It’s crucial to be prepared to discuss the contents of your credit report transparently, offering explanations for any concerns and emphasizing your reliability as a tenant. This openness can sometimes sway a decision in your favor, even with a few blemishes on your report.

How to Check Your Own Tenant Credit Report

You’re entitled to a free credit report from each of the three major credit bureaus every year, a right that’s vital for monitoring your financial health. Regularly checking your tenant credit report is crucial for catching errors and understanding what potential landlords will see.
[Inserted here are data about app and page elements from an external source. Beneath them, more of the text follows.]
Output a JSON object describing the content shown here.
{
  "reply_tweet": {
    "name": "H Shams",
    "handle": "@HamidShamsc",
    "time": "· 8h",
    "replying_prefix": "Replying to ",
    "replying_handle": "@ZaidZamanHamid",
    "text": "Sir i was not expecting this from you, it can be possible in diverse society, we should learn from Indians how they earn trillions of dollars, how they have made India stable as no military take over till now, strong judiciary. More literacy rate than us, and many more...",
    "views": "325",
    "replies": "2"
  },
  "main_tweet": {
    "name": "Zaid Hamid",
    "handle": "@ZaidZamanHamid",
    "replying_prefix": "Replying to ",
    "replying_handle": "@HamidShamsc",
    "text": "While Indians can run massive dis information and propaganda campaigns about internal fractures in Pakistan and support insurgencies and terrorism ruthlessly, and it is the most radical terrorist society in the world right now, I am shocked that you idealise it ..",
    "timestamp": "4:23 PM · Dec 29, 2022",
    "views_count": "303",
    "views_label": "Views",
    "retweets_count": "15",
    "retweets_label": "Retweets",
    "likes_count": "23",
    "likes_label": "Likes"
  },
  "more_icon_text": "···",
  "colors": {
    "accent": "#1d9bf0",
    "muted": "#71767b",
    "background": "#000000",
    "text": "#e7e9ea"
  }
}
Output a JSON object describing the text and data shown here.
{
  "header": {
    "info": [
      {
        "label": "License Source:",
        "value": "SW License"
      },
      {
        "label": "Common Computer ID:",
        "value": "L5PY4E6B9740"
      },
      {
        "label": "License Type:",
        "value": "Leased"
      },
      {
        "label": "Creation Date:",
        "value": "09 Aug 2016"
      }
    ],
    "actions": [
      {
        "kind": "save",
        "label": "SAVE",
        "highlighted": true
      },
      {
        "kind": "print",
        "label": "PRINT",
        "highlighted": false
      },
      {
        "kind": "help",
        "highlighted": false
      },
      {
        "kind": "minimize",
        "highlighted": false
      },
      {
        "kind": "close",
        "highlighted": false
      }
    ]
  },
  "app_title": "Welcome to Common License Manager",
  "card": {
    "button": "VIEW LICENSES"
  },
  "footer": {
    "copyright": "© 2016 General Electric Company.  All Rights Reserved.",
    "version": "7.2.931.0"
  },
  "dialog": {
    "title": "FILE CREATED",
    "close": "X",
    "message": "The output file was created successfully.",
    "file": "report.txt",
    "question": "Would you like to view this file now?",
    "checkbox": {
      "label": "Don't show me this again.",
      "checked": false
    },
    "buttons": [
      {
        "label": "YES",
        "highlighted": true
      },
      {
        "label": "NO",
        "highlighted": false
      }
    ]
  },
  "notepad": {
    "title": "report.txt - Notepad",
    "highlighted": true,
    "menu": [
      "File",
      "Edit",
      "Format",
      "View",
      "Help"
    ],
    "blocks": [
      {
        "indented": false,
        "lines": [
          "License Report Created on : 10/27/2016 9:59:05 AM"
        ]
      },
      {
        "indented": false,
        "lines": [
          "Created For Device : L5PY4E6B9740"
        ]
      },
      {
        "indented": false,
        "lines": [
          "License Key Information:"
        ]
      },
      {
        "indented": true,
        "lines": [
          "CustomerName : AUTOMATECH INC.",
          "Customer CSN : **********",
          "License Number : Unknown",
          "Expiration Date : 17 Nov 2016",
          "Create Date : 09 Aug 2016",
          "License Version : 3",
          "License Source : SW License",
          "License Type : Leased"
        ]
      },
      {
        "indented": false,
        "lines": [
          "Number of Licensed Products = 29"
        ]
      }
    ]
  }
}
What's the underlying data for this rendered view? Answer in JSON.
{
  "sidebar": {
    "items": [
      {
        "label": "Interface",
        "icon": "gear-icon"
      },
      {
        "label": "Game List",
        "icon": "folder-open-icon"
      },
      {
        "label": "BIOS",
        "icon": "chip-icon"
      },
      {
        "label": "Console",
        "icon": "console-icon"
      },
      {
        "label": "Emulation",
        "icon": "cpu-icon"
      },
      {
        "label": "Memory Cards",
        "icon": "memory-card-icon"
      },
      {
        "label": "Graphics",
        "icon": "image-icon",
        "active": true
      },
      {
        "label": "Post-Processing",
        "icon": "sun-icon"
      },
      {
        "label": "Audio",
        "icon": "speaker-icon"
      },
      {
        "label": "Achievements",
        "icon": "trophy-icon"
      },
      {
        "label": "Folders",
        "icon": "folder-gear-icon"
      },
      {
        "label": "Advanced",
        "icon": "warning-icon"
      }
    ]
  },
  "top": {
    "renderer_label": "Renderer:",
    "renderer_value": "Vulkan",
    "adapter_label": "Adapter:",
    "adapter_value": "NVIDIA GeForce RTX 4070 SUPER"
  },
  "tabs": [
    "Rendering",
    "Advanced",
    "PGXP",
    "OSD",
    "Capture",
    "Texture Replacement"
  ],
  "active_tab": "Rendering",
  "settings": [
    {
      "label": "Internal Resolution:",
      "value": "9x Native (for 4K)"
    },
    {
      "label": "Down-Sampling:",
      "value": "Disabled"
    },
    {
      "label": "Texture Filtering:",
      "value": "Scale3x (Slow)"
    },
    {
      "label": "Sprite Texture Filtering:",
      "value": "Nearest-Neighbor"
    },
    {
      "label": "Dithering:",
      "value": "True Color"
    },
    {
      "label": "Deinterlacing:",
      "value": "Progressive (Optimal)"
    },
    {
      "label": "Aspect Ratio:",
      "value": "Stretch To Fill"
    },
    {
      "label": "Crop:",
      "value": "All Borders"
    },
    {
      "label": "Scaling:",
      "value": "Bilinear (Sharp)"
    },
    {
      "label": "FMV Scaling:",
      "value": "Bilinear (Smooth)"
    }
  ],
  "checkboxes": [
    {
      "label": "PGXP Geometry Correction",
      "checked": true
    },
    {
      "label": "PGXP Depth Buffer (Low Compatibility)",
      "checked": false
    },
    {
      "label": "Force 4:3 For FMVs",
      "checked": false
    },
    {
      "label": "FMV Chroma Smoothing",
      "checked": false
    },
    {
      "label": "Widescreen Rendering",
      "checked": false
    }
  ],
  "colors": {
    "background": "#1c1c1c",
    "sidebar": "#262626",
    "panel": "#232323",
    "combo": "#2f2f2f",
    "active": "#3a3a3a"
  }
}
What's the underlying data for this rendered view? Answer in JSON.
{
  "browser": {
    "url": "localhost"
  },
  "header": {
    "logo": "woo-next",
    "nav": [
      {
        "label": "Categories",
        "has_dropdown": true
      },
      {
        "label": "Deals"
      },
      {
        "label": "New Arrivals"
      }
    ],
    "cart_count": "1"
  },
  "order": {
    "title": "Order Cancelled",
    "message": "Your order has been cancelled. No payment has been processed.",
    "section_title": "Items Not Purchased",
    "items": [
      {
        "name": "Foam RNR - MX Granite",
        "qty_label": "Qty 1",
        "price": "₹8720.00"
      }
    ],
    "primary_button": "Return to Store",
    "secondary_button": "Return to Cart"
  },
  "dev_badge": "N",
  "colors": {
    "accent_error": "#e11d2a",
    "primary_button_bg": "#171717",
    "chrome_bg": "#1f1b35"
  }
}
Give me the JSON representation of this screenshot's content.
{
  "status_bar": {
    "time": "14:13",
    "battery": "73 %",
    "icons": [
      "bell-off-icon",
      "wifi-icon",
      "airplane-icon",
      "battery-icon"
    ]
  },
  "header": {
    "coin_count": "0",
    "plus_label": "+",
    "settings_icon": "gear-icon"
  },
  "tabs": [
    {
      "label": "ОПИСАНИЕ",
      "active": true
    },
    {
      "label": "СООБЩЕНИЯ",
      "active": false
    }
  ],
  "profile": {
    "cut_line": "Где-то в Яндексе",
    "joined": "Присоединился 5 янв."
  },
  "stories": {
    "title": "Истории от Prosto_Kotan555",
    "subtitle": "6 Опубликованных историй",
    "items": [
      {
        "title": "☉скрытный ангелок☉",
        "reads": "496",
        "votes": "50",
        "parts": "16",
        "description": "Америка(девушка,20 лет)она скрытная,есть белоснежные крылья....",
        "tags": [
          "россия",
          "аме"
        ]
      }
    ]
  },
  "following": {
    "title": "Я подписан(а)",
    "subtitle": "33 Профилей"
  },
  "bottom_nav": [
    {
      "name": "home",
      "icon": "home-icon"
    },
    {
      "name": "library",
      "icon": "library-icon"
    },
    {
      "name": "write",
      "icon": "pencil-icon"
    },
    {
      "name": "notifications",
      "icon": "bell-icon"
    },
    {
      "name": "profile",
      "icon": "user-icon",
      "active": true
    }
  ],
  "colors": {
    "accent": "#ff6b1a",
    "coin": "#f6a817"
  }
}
When reviewing your report, pay close attention to discrepancies or unfamiliar activities. These may indicate errors or, worse, identity theft. Promptly disputing these inaccuracies is essential for maintaining a clean credit history.

Additionally, understanding the factors affecting your credit score, such as on-time payments, credit utilization rate, and length of credit history, can guide you in making decisions that improve your score over time.

Improving Your Credit Score as a Tenant

Improving your credit score is a journey, not a sprint. Paying bills on time, reducing outstanding debt, and avoiding new credit inquiries can steadily enhance your score.

Consider setting up automatic payments to ensure timely bill payment and keep your credit utilization below 30% of your available credit. These strategies showcase responsible financial behavior, positively impacting your credit score.

Building credit as a tenant may also involve getting your rent payments reported to credit bureaus. Some services facilitate this, turning your rent into a stepping stone for credit improvement.

Addressing Issues on Your Tenant Credit Report

Should you find inaccuracies in your tenant credit report, take immediate action by disputing the errors with the bureau. This process involves providing documentation to support your claim, signaling to future landlords that you’re vigilant about your financial records.

For more severe issues like collections or bankruptcies, consider speaking with a credit counselor. They can provide strategies for managing debt and repairing your credit over time. Remember, a proactive approach is key to resolving credit issues and enhancing your appeal to future landlords.

Securing Your Future with Smart Credit Decisions

Your tenant credit report is your financial autobiography in the eyes of potential landlords. By understanding its importance, checking it regularly for accuracy, improving your score, and addressing any discrepancies, you’re not just improving your chances of securing a rental; you’re building a stronger financial future for yourself. Be proactive, be informed, and let your tenant credit report reflect the best version of your financial history.